> _The problem_: An exact reproduction of all entries is expected.

> _Information_:

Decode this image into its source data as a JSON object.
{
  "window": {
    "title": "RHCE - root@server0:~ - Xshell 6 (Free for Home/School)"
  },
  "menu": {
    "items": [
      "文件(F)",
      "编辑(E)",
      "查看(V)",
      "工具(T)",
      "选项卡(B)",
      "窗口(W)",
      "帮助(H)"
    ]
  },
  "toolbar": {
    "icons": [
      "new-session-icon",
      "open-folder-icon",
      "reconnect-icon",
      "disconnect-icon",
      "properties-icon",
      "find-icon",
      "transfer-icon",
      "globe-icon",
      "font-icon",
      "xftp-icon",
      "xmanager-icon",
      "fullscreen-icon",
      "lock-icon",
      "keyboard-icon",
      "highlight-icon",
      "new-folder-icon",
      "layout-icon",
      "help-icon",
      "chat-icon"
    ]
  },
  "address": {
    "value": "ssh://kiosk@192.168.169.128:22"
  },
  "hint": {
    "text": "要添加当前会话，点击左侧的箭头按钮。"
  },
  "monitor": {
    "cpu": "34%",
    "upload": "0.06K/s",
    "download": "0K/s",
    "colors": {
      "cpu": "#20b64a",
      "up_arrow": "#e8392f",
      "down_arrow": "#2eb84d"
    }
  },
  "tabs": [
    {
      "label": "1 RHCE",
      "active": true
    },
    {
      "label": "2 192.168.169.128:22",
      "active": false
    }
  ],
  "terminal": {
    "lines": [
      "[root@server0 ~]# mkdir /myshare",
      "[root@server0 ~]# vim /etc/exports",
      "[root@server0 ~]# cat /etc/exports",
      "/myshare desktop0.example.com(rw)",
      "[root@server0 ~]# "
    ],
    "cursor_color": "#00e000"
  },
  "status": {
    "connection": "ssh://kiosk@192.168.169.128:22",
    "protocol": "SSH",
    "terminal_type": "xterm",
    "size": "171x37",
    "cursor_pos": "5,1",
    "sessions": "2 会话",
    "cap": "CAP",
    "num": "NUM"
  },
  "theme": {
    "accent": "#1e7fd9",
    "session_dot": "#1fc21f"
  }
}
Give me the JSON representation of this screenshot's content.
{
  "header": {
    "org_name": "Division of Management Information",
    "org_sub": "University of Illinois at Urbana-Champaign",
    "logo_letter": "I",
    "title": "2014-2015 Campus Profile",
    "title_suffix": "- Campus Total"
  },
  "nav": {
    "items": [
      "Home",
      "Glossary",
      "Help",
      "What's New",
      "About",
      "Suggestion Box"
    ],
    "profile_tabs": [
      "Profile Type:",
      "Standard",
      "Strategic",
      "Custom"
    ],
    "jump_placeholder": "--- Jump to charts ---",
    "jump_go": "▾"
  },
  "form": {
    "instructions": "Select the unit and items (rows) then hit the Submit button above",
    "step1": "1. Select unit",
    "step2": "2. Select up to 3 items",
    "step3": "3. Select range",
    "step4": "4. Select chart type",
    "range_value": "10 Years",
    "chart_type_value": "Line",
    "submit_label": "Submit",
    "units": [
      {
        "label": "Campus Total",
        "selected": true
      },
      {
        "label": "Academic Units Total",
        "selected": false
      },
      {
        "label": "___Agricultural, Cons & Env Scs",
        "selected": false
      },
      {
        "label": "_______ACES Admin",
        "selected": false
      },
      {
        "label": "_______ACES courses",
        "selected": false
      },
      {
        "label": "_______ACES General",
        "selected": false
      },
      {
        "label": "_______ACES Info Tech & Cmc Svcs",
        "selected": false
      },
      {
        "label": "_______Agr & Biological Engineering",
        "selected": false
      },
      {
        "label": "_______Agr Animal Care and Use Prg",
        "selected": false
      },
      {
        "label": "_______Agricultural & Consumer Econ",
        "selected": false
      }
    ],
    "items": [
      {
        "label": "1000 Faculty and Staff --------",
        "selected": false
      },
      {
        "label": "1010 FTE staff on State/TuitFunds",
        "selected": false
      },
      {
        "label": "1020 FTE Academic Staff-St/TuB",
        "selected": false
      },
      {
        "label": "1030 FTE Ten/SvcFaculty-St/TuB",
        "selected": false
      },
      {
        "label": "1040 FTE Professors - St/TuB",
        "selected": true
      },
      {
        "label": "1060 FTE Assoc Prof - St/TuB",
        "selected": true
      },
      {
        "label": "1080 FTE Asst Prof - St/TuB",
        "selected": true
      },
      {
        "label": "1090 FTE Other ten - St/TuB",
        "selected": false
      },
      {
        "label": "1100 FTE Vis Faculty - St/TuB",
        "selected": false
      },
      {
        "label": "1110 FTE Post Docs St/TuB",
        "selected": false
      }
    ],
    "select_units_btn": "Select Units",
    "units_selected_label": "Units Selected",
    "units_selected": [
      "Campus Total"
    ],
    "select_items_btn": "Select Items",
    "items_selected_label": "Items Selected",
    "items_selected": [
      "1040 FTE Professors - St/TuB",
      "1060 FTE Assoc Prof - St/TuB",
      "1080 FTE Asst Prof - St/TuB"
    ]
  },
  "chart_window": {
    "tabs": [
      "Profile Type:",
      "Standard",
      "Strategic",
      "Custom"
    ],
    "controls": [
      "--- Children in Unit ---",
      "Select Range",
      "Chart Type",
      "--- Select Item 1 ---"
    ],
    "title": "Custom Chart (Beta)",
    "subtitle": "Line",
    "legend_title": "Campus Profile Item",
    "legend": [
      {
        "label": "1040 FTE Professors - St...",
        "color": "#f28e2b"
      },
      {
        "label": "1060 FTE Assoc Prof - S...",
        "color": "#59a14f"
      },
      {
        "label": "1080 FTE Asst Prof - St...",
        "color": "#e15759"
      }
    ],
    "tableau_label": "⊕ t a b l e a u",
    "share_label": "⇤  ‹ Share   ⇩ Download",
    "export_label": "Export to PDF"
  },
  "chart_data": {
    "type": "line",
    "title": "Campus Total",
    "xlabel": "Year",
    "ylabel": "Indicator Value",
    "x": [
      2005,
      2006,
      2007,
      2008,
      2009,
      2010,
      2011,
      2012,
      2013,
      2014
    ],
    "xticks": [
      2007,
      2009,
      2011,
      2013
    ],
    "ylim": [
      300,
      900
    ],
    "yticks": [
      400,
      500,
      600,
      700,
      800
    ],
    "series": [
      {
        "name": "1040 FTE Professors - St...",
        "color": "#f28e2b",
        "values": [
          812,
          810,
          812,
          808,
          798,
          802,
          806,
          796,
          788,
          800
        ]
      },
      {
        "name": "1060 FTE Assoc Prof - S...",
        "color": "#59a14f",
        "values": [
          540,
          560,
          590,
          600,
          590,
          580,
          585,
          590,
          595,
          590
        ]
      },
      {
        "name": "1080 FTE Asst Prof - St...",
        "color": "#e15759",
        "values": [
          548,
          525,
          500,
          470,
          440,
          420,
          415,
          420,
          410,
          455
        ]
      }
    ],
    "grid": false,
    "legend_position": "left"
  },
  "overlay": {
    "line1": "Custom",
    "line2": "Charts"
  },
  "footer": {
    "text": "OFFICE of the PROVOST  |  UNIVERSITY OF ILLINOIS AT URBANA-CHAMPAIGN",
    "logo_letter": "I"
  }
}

> _Your solution_:
Decode this image into its source data as a JSON object.
{
  "window": {
    "title": "RHCE - root@server0:~ - Xshell 6 (Free for Home/School)"
  },
  "menu": {
    "items": [
      "文件(F)",
      "编辑(E)",
      "查看(V)",
      "工具(T)",
      "选项卡(B)",
      "窗口(W)",
      "帮助(H)"
    ]
  },
  "toolbar": {
    "icons": [
      "new-session-icon",
      "open-folder-icon",
      "reconnect-icon",
      "disconnect-icon",
      "properties-icon",
      "find-icon",
      "transfer-icon",
      "globe-icon",
      "font-icon",
      "xftp-icon",
      "xmanager-icon",
      "fullscreen-icon",
      "lock-icon",
      "keyboard-icon",
      "highlight-icon",
      "new-folder-icon",
      "layout-icon",
      "help-icon",
      "chat-icon"
    ]
  },
  "address": {
    "value": "ssh://kiosk@192.168.169.128:22"
  },
  "hint": {
    "text": "要添加当前会话，点击左侧的箭头按钮。"
  },
  "monitor": {
    "cpu": "34%",
    "upload": "0.06K/s",
    "download": "0K/s",
    "colors": {
      "cpu": "#20b64a",
      "up_arrow": "#e8392f",
      "down_arrow": "#2eb84d"
    }
  },
  "tabs": [
    {
      "label": "1 RHCE",
      "active": true
    },
    {
      "label": "2 192.168.169.128:22",
      "active": false
    }
  ],
  "terminal": {
    "lines": [
      "[root@server0 ~]# mkdir /myshare",
      "[root@server0 ~]# vim /etc/exports",
      "[root@server0 ~]# cat /etc/exports",
      "/myshare desktop0.example.com(rw)",
      "[root@server0 ~]# "
    ],
    "cursor_color": "#00e000"
  },
  "status": {
    "connection": "ssh://kiosk@192.168.169.128:22",
    "protocol": "SSH",
    "terminal_type": "xterm",
    "size": "171x37",
    "cursor_pos": "5,1",
    "sessions": "2 会话",
    "cap": "CAP",
    "num": "NUM"
  },
  "theme": {
    "accent": "#1e7fd9",
    "session_dot": "#1fc21f"
  }
}
Give me the JSON representation of this screenshot's content.
{
  "header": {
    "org_name": "Division of Management Information",
    "org_sub": "University of Illinois at Urbana-Champaign",
    "logo_letter": "I",
    "title": "2014-2015 Campus Profile",
    "title_suffix": "- Campus Total"
  },
  "nav": {
    "items": [
      "Home",
      "Glossary",
      "Help",
      "What's New",
      "About",
      "Suggestion Box"
    ],
    "profile_tabs": [
      "Profile Type:",
      "Standard",
      "Strategic",
      "Custom"
    ],
    "jump_placeholder": "--- Jump to charts ---",
    "jump_go": "▾"
  },
  "form": {
    "instructions": "Select the unit and items (rows) then hit the Submit button above",
    "step1": "1. Select unit",
    "step2": "2. Select up to 3 items",
    "step3": "3. Select range",
    "step4": "4. Select chart type",
    "range_value": "10 Years",
    "chart_type_value": "Line",
    "submit_label": "Submit",
    "units": [
      {
        "label": "Campus Total",
        "selected": true
      },
      {
        "label": "Academic Units Total",
        "selected": false
      },
      {
        "label": "___Agricultural, Cons & Env Scs",
        "selected": false
      },
      {
        "label": "_______ACES Admin",
        "selected": false
      },
      {
        "label": "_______ACES courses",
        "selected": false
      },
      {
        "label": "_______ACES General",
        "selected": false
      },
      {
        "label": "_______ACES Info Tech & Cmc Svcs",
        "selected": false
      },
      {
        "label": "_______Agr & Biological Engineering",
        "selected": false
      },
      {
        "label": "_______Agr Animal Care and Use Prg",
        "selected": false
      },
      {
        "label": "_______Agricultural & Consumer Econ",
        "selected": false
      }
    ],
    "items": [
      {
        "label": "1000 Faculty and Staff --------",
        "selected": false
      },
      {
        "label": "1010 FTE staff on State/TuitFunds",
        "selected": false
      },
      {
        "label": "1020 FTE Academic Staff-St/TuB",
        "selected": false
      },
      {
        "label": "1030 FTE Ten/SvcFaculty-St/TuB",
        "selected": false
      },
      {
        "label": "1040 FTE Professors - St/TuB",
        "selected": true
      },
      {
        "label": "1060 FTE Assoc Prof - St/TuB",
        "selected": true
      },
      {
        "label": "1080 FTE Asst Prof - St/TuB",
        "selected": true
      },
      {
        "label": "1090 FTE Other ten - St/TuB",
        "selected": false
      },
      {
        "label": "1100 FTE Vis Faculty - St/TuB",
        "selected": false
      },
      {
        "label": "1110 FTE Post Docs St/TuB",
        "selected": false
      }
    ],
    "select_units_btn": "Select Units",
    "units_selected_label": "Units Selected",
    "units_selected": [
      "Campus Total"
    ],
    "select_items_btn": "Select Items",
    "items_selected_label": "Items Selected",
    "items_selected": [
      "1040 FTE Professors - St/TuB",
      "1060 FTE Assoc Prof - St/TuB",
      "1080 FTE Asst Prof - St/TuB"
    ]
  },
  "chart_window": {
    "tabs": [
      "Profile Type:",
      "Standard",
      "Strategic",
      "Custom"
    ],
    "controls": [
      "--- Children in Unit ---",
      "Select Range",
      "Chart Type",
      "--- Select Item 1 ---"
    ],
    "title": "Custom Chart (Beta)",
    "subtitle": "Line",
    "legend_title": "Campus Profile Item",
    "legend": [
      {
        "label": "1040 FTE Professors - St...",
        "color": "#f28e2b"
      },
      {
        "label": "1060 FTE Assoc Prof - S...",
        "color": "#59a14f"
      },
      {
        "label": "1080 FTE Asst Prof - St...",
        "color": "#e15759"
      }
    ],
    "tableau_label": "⊕ t a b l e a u",
    "share_label": "⇤  ‹ Share   ⇩ Download",
    "export_label": "Export to PDF"
  },
  "chart_data": {
    "type": "line",
    "title": "Campus Total",
    "xlabel": "Year",
    "ylabel": "Indicator Value",
    "x": [
      2005,
      2006,
      2007,
      2008,
      2009,
      2010,
      2011,
      2012,
      2013,
      2014
    ],
    "xticks": [
      2007,
      2009,
      2011,
      2013
    ],
    "ylim": [
      300,
      900
    ],
    "yticks": [
      400,
      500,
      600,
      700,
      800
    ],
    "series": [
      {
        "name": "1040 FTE Professors - St...",
        "color": "#f28e2b",
        "values": [
          812,
          810,
          812,
          808,
          798,
          802,
          806,
          796,
          788,
          800
        ]
      },
      {
        "name": "1060 FTE Assoc Prof - S...",
        "color": "#59a14f",
        "values": [
          540,
          560,
          590,
          600,
          590,
          580,
          585,
          590,
          595,
          590
        ]
      },
      {
        "name": "1080 FTE Asst Prof - St...",
        "color": "#e15759",
        "values": [
          548,
          525,
          500,
          470,
          440,
          420,
          415,
          420,
          410,
          455
        ]
      }
    ],
    "grid": false,
    "legend_position": "left"
  },
  "overlay": {
    "line1": "Custom",
    "line2": "Charts"
  },
  "footer": {
    "text": "OFFICE of the PROVOST  |  UNIVERSITY OF ILLINOIS AT URBANA-CHAMPAIGN",
    "logo_letter": "I"
  }
}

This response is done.